Can we afford to miss a diagnosis of acute coronary syndrome in the emergency room ?
Posted Dec 16 2009 8:52am
Modern era of cardiology aims to treat ACS as and when it develops .That is , as soon as the vulnerable plaque ruptures or a thrombus blocks the victim’s coronary artery.
But this can be achieved only if the patient reacts to this event.We know 20% of ACS can be totally silent. Some produce very vague symptoms especially in elderly and diabetics. ECG and enzyme changes may help us in patients who do not have clear symptoms.There are variety of markers available for STEMI & UNSTEMI.(CPK-MB, Troponin T , myoglobin etc) Now we are working at finding a marker for ischemia without necrosis. Ischemia modified albumin is one such molecule that is showing promise.
The ER department world over have vigorous screening protocols to diagnose ACS for the patients with chest pain. There are thousands of triaging protocol in the emergency management of chest pain.In spite of the highest awareness and availability of scientific expertise , knowledge base the error rate of diagnosing ACS stands at an astonishing 58%. This may seem odd , but this is what this land mark article in NEJM tell us (Data from Boston , Milwaukee etc).
Out of 10500 patients with suspected ACS. Only 17 % had real ACS. 55% were admitted initially as ACS later turned out to be non cardiac .This may seem acceptable for many even if it is an act of unnecessary admission and investigation. It gives us , a sense of satisfaction for not missing a diagnosis of ACS. But it has it’s own risk of complication arising out of unnecessary investigations.It is a chain reaction of suspicion that may end up in a coronary angiogram in many ! .It is also a well recognised fact these patients spend atleast an average of 2 days to get rid of the ACS tag over their necks .
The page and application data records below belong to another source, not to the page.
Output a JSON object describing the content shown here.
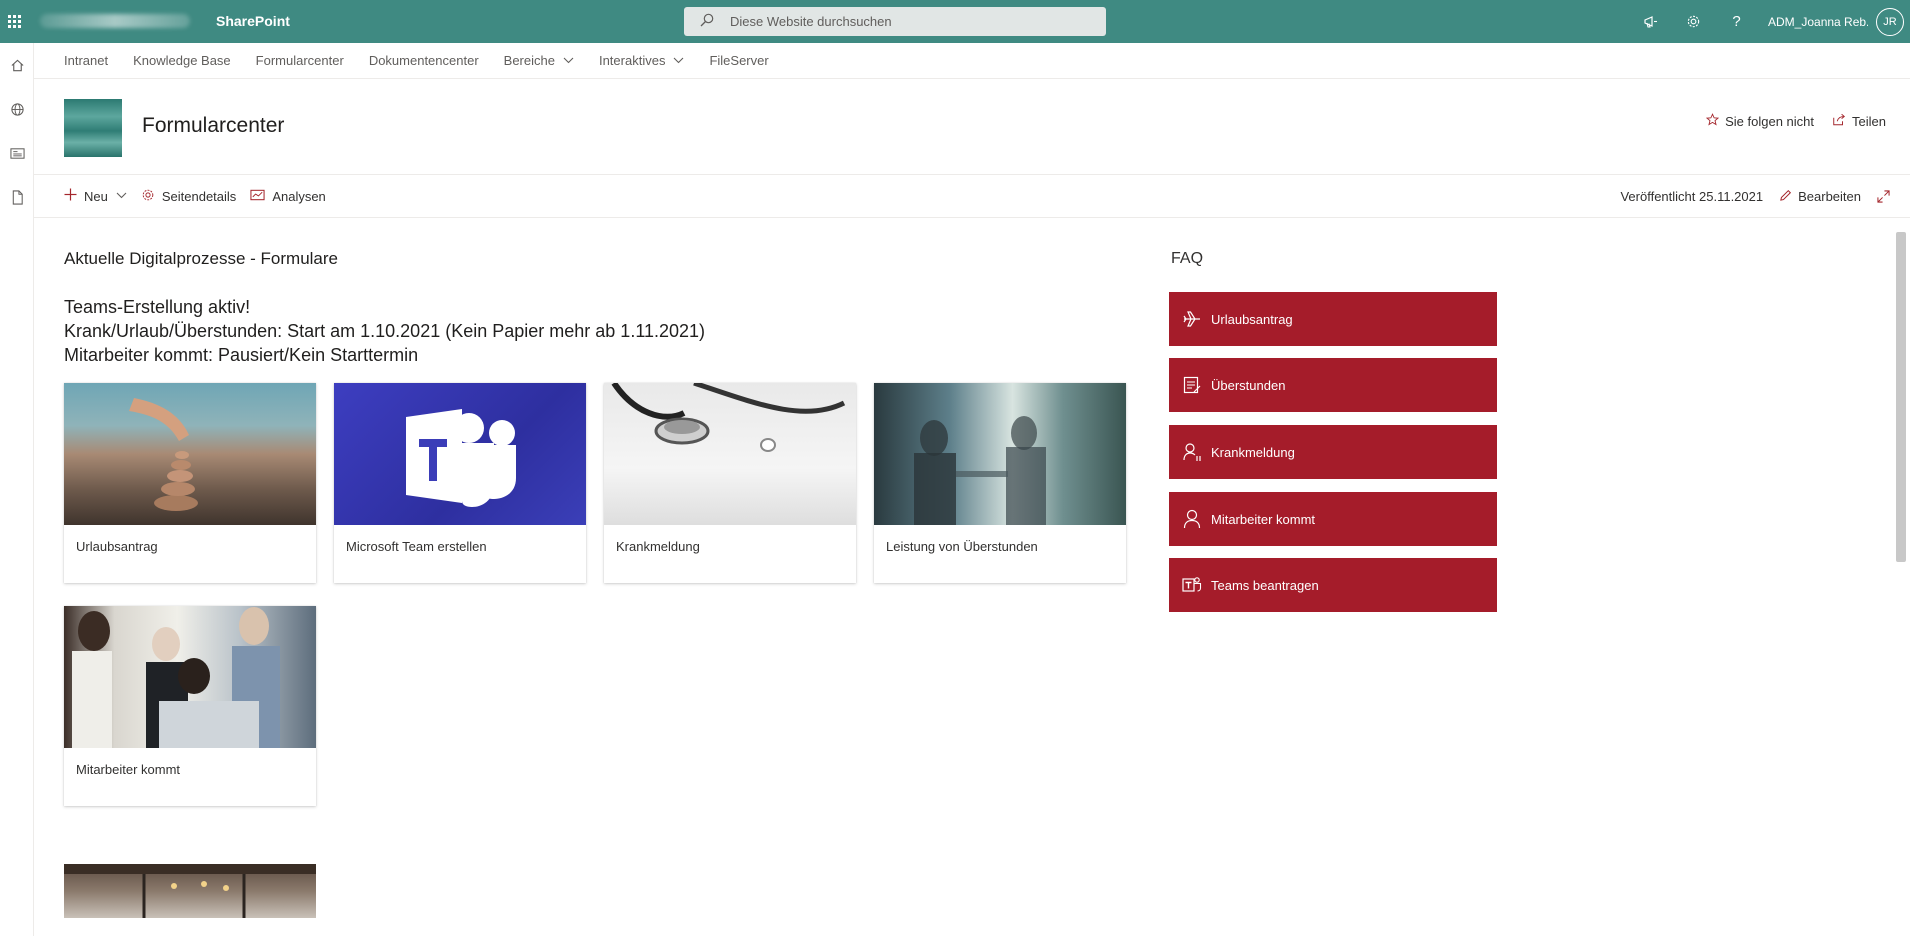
{
  "suite": {
    "app_name": "SharePoint",
    "search_placeholder": "Diese Website durchsuchen",
    "user_name": "ADM_Joanna Reb...",
    "user_initials": "JR",
    "help_glyph": "?"
  },
  "hubnav": {
    "items": [
      {
        "label": "Intranet"
      },
      {
        "label": "Knowledge Base"
      },
      {
        "label": "Formularcenter"
      },
      {
        "label": "Dokumentencenter"
      },
      {
        "label": "Bereiche"
      },
      {
        "label": "Interaktives"
      },
      {
        "label": "FileServer"
      }
    ]
  },
  "site": {
    "title": "Formularcenter",
    "follow_label": "Sie folgen nicht",
    "share_label": "Teilen"
  },
  "commandbar": {
    "new_label": "Neu",
    "details_label": "Seitendetails",
    "analytics_label": "Analysen",
    "published_label": "Veröffentlicht 25.11.2021",
    "edit_label": "Bearbeiten"
  },
  "main": {
    "section_title": "Aktuelle Digitalprozesse - Formulare",
    "announcements": [
      "Teams-Erstellung aktiv!",
      "Krank/Urlaub/Überstunden: Start am 1.10.2021 (Kein Papier mehr ab 1.11.2021)",
      "Mitarbeiter kommt: Pausiert/Kein Starttermin"
    ],
    "cards": [
      {
        "label": "Urlaubsantrag"
      },
      {
        "label": "Microsoft Team erstellen"
      },
      {
        "label": "Krankmeldung"
      },
      {
        "label": "Leistung von Überstunden"
      },
      {
        "label": "Mitarbeiter kommt"
      }
    ]
  },
  "faq": {
    "title": "FAQ",
    "buttons": [
      {
        "label": "Urlaubsantrag",
        "icon": "airplane-icon"
      },
      {
        "label": "Überstunden",
        "icon": "timesheet-icon"
      },
      {
        "label": "Krankmeldung",
        "icon": "person-sick-icon"
      },
      {
        "label": "Mitarbeiter kommt",
        "icon": "person-icon"
      },
      {
        "label": "Teams beantragen",
        "icon": "teams-icon"
      }
    ]
  },
  "colors": {
    "suite_bar": "#3f8a82",
    "faq_button": "#a51c2a",
    "accent_icon": "#a4262c"
  }
}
Experience has taught us simple presence of a human being as a patient within an ICU ( however short the stay may be ) can be a health hazard and risk . This 55 % error , which does exactly this to our patients with chest pain who reach the ER never bothers us This is because we feel credited both academically as well as financially .
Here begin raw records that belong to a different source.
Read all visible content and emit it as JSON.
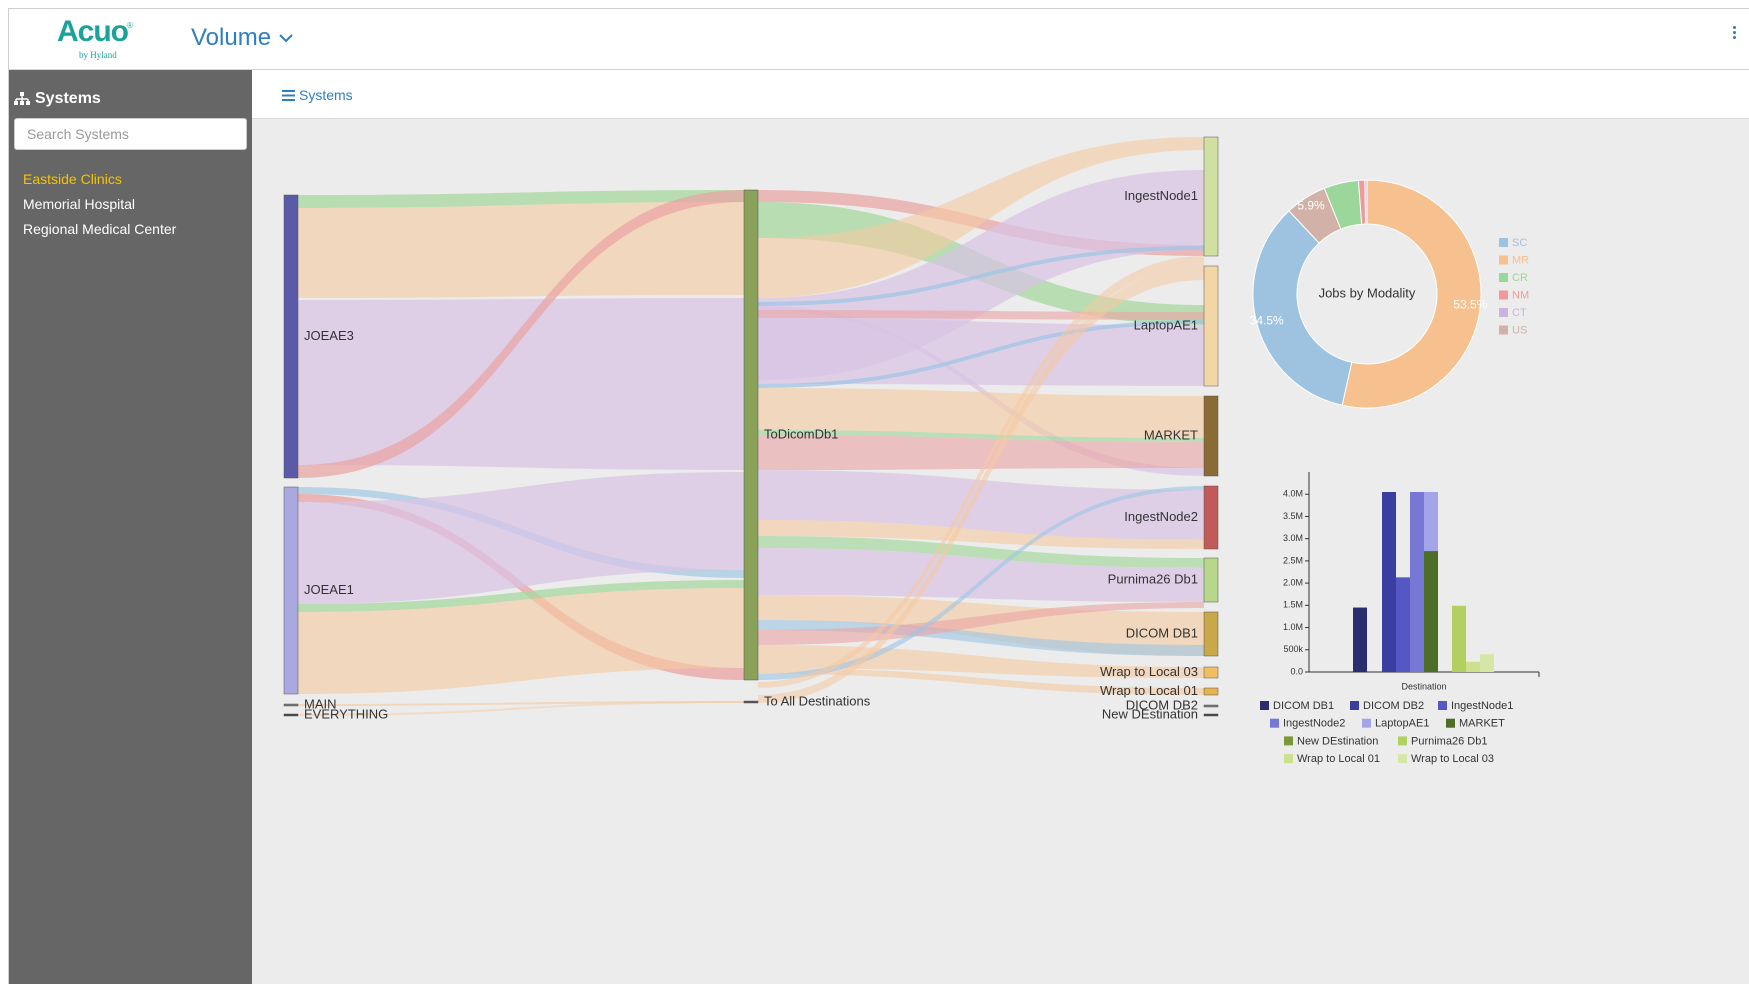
{
  "app": {
    "logo": "Acuo",
    "logo_reg": "®",
    "logo_sub": "by Hyland",
    "view": "Volume"
  },
  "sidebar": {
    "title": "Systems",
    "search_placeholder": "Search Systems",
    "items": [
      {
        "label": "Eastside Clinics",
        "active": true
      },
      {
        "label": "Memorial Hospital",
        "active": false
      },
      {
        "label": "Regional Medical Center",
        "active": false
      }
    ]
  },
  "breadcrumb": {
    "label": "Systems"
  },
  "sankey": {
    "sources": [
      {
        "label": "JOEAE3",
        "color": "#5a5aa8"
      },
      {
        "label": "JOEAE1",
        "color": "#a9a9e0"
      },
      {
        "label": "MAIN",
        "color": "#777777"
      },
      {
        "label": "EVERYTHING",
        "color": "#444444"
      }
    ],
    "middle": [
      {
        "label": "ToDicomDb1",
        "color": "#8aa15a"
      },
      {
        "label": "To All Destinations",
        "color": "#555555"
      }
    ],
    "destinations": [
      {
        "label": "IngestNode1",
        "color": "#cfe0a2"
      },
      {
        "label": "LaptopAE1",
        "color": "#f2d6a6"
      },
      {
        "label": "MARKET",
        "color": "#8a6a35"
      },
      {
        "label": "IngestNode2",
        "color": "#c25a5a"
      },
      {
        "label": "Purnima26 Db1",
        "color": "#b7d88a"
      },
      {
        "label": "DICOM DB1",
        "color": "#c9a84a"
      },
      {
        "label": "Wrap to Local 03",
        "color": "#f0c060"
      },
      {
        "label": "Wrap to Local 01",
        "color": "#e6b34d"
      },
      {
        "label": "DICOM DB2",
        "color": "#777777"
      },
      {
        "label": "New DEstination",
        "color": "#444444"
      }
    ],
    "colors": {
      "mr": "#f5c9a0",
      "ct": "#d9c3e6",
      "nm": "#eba3a3",
      "cr": "#a8d8a0",
      "sc": "#9cc4e4",
      "us": "#d4b0b0"
    }
  },
  "donut": {
    "title": "Jobs by Modality",
    "slices": [
      {
        "name": "SC",
        "value": 34.5,
        "label": "34.5%",
        "color": "#9ec3e0"
      },
      {
        "name": "MR",
        "value": 53.5,
        "label": "53.5%",
        "color": "#f7c08f"
      },
      {
        "name": "CR",
        "value": 4.9,
        "label": "",
        "color": "#9bd69a"
      },
      {
        "name": "NM",
        "value": 0.9,
        "label": "",
        "color": "#ef9a9a"
      },
      {
        "name": "CT",
        "value": 0.3,
        "label": "",
        "color": "#c9b3e0"
      },
      {
        "name": "US",
        "value": 5.9,
        "label": "5.9%",
        "color": "#d2b1a8"
      }
    ],
    "legend_order": [
      "SC",
      "MR",
      "CR",
      "NM",
      "CT",
      "US"
    ]
  },
  "chart_data": {
    "type": "bar",
    "xlabel": "Destination",
    "ylim": [
      0,
      4500000
    ],
    "ticks": [
      {
        "v": 0,
        "label": "0.0"
      },
      {
        "v": 500000,
        "label": "500k"
      },
      {
        "v": 1000000,
        "label": "1.0M"
      },
      {
        "v": 1500000,
        "label": "1.5M"
      },
      {
        "v": 2000000,
        "label": "2.0M"
      },
      {
        "v": 2500000,
        "label": "2.5M"
      },
      {
        "v": 3000000,
        "label": "3.0M"
      },
      {
        "v": 3500000,
        "label": "3.5M"
      },
      {
        "v": 4000000,
        "label": "4.0M"
      }
    ],
    "series": [
      {
        "name": "DICOM DB1",
        "value": 1450000,
        "color": "#2b2e6e"
      },
      {
        "name": "DICOM DB2",
        "value": 4050000,
        "color": "#3a3ea0"
      },
      {
        "name": "IngestNode1",
        "value": 2130000,
        "color": "#5558c2"
      },
      {
        "name": "IngestNode2",
        "value": 4050000,
        "color": "#7777d6"
      },
      {
        "name": "LaptopAE1",
        "value": 4050000,
        "color": "#a4a4e8"
      },
      {
        "name": "MARKET",
        "value": 2720000,
        "color": "#4e6e28"
      },
      {
        "name": "New DEstination",
        "value": 0,
        "color": "#7a9a3a"
      },
      {
        "name": "Purnima26 Db1",
        "value": 1490000,
        "color": "#b2d060"
      },
      {
        "name": "Wrap to Local 01",
        "value": 230000,
        "color": "#cce08e"
      },
      {
        "name": "Wrap to Local 03",
        "value": 400000,
        "color": "#d6e6a6"
      }
    ]
  }
}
In the same study 2.3 % (About 25 patients) with true ACS were sent home after a missed diagnosis . Paradoxically this 2.3% has worried the medical professionals too much . . . This happens , even as we do not have proper data on how many of them had a real adverse event after a missed ACS.
So the message here is even in best centres both missed and wrong diagnosis are rampant. while wrong diagnosis (25 fold more here ) is easily accepted by the medical community .We can justify this as a screening camp for ACS , akin to arresting a group of suspected criminals in a preventive raid , later releasing for want of evidence.
In the morals of criminal judiciary , it is often said one can afford to lose a real offender from the clutches of law , but a innocent should never be punished in any circumstance .
In medical parlance this goes something like this . . . Thousand patients shall die because of his or her illness but not even a single healthy person should die due to unnecessary treatment.
“Definitely not” . . .but do we succeed in that ? The answer is same “definitely not “
When we are able to accept with pride every time we make a wrong diagnosis of ACS in perfectly normal people , It may to provocative to say we can also afford to do the same when we occasionally miss a diagnosis of ACS as well . Law of statistics dictates for every correct diagnosis made there is many fold number of wrong or missed diagnosis takes place. May be , reducing that is the only aim of medicine.
We need to realise with even with a 55% of false positive initial diagnosis 2% real ACS escape net !The only fool proof method for not missing , even a single case of ACS is to label every patient with chest pain as ACS .
In this vexing issue , we should realise , in field of medical decision making , errors due to acts of commission ( Making an inappropriate drug/procedure /surgery is easily accepted by medical professionals as well as the court of law !) . But acts of omission , like missing a diagnosis or failure to prescribe a drug or perform a procedure is rarely accepted and is considered a great negligence and bring intense guilty feeling among the physicians .
This perception is definitely not warranted in this greatest profession of glorious uncertainties ! Both acts of commission and omission cause significant damage to patients . In this modern era , we have clear statistics that reveal , acts of commission leads far ahead over it’ s counterpart in injuring our people .
Hippocrates got it right over 2000 years ago . First let us do no harm . . .